“Jason, come on. Let’s go.” Janet Lewis called out to her son.
“I’m coming. Will you give me a minute?” he shouted back, even though he had to know he was treading on thin ice with her.
He was being obstinate again. The schoolteacher in her knew he was at a crucial age, treading the delicate balance between childhood and adolescence. The mother in her knew he needed a father. It had been a little over two years since his dad was killed during the invasion of France. His grandfather was a good role model to be sure, but as with most grandparents, his tendency was to spoil rather than to discipline.
“Jason, I’m running out of patience.” She stopped to check her appearance in the hall tree mirror and ran her fingers through her dark blonde curls. “The train leaves at ten-fifteen. Your grandfather is here to take us to the station.”
Going over her mental checklist, she walked down the narrow hallway that ran the length of her house, and made one last inspection of her small kitchen. The stove and water heater had been turned off. The iron was unplugged and put away. She had turned the water off under the sink, so the annoying drip of the faucet could not turn into anything disastrous by month’s end. She would not be able to afford a plumber until fall when she received her first paycheck of the new school year.
Afraid Jason was going to cause them to miss their train, she grew more agitated. “Jason. I’m not telling you again. It’s time to go.”

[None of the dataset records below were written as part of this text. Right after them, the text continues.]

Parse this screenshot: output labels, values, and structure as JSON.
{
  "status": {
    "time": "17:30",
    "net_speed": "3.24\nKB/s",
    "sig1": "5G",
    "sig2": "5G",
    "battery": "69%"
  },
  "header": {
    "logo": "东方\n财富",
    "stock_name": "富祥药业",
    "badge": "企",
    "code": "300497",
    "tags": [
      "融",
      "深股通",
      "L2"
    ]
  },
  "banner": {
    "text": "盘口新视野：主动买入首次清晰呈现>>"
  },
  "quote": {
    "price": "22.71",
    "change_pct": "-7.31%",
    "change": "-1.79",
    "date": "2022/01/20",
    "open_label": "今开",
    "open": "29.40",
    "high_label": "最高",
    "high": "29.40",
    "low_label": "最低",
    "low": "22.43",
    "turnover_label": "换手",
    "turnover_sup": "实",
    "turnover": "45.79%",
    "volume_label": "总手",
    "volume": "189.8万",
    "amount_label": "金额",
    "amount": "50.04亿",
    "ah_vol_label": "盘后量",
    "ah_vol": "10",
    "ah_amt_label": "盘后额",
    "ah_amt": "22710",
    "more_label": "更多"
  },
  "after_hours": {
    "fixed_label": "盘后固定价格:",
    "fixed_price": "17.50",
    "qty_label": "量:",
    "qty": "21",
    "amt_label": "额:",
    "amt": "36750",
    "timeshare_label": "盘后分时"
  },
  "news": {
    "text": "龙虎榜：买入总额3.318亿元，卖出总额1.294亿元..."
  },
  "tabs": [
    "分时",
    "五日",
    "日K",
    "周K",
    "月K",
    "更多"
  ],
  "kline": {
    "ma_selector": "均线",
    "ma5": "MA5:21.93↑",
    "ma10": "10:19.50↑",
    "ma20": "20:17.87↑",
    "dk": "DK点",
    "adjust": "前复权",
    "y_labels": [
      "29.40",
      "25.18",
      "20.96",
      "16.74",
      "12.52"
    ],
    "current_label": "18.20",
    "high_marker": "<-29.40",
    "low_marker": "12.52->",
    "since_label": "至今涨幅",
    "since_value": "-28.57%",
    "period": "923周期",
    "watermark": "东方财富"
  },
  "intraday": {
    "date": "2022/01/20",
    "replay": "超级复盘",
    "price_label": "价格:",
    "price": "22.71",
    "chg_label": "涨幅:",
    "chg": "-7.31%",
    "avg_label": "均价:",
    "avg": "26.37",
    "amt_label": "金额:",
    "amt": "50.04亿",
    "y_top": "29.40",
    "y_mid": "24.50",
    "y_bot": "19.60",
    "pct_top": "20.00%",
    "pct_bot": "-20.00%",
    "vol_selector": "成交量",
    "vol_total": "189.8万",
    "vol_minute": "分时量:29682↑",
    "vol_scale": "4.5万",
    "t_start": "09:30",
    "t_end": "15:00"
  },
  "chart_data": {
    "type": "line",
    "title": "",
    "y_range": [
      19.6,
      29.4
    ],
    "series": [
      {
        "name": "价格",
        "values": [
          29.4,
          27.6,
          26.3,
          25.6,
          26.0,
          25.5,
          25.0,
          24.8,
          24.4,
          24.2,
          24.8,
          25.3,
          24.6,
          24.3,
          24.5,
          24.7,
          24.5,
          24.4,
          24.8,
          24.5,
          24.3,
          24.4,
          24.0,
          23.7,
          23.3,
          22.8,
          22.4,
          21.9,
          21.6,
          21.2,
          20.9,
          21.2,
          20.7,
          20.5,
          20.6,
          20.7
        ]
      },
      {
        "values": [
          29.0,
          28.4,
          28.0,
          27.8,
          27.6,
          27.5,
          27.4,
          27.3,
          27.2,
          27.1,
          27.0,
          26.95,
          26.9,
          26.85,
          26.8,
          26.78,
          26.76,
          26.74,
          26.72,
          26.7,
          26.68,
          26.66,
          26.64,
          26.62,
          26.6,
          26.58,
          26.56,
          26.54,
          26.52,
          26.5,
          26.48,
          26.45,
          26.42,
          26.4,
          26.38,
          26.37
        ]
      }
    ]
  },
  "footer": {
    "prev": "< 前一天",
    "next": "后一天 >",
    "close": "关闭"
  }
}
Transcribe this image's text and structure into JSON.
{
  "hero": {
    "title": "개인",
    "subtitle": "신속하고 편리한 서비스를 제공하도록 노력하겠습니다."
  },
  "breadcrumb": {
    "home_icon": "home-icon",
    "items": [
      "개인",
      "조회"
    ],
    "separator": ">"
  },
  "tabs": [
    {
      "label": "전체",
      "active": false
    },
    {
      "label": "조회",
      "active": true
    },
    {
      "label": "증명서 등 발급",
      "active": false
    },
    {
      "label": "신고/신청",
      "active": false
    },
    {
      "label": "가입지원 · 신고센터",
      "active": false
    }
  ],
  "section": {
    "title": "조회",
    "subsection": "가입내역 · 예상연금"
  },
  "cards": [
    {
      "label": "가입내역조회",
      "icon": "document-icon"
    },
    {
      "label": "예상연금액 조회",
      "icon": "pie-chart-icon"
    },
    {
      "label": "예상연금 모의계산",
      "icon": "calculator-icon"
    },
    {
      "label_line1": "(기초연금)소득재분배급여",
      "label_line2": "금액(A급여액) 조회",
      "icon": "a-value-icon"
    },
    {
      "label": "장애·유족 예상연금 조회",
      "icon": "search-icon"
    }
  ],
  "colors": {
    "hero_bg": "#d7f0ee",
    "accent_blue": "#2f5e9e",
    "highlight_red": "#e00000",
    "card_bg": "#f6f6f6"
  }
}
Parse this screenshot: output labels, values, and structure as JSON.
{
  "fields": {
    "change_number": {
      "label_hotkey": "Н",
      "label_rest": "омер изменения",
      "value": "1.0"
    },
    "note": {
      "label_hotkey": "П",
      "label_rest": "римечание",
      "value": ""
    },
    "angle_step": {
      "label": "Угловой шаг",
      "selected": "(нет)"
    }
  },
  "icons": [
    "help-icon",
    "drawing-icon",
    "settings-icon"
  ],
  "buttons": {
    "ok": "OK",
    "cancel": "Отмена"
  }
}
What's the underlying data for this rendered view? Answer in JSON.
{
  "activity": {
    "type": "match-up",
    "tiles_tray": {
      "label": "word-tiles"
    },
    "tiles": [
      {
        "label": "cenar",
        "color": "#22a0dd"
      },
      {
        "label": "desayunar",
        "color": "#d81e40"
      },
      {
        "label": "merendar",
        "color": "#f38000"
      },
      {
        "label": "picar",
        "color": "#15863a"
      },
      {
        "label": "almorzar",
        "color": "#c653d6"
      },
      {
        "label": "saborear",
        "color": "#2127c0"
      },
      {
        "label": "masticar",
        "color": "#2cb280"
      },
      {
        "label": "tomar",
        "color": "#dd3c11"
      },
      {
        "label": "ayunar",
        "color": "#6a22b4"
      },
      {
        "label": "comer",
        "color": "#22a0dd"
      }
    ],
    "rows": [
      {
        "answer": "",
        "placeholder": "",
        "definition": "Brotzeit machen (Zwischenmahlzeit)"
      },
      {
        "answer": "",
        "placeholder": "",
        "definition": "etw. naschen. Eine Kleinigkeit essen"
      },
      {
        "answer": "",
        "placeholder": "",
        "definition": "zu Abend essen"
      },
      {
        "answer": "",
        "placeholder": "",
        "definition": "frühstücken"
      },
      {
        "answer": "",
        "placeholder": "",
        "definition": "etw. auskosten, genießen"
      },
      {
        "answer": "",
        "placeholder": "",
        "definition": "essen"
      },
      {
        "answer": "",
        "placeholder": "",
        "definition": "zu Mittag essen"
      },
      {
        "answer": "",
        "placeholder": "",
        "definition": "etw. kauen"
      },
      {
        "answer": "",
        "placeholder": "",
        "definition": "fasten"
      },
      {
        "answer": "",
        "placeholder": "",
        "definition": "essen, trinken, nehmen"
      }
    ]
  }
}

The youngster came bounding down the hall dragging his duffle bag behind him. He was growing to look very much like his father, she realized. He had those same piercing blue eyes, and when he was not brooding, he even possessed a touch of his father’s charming personality.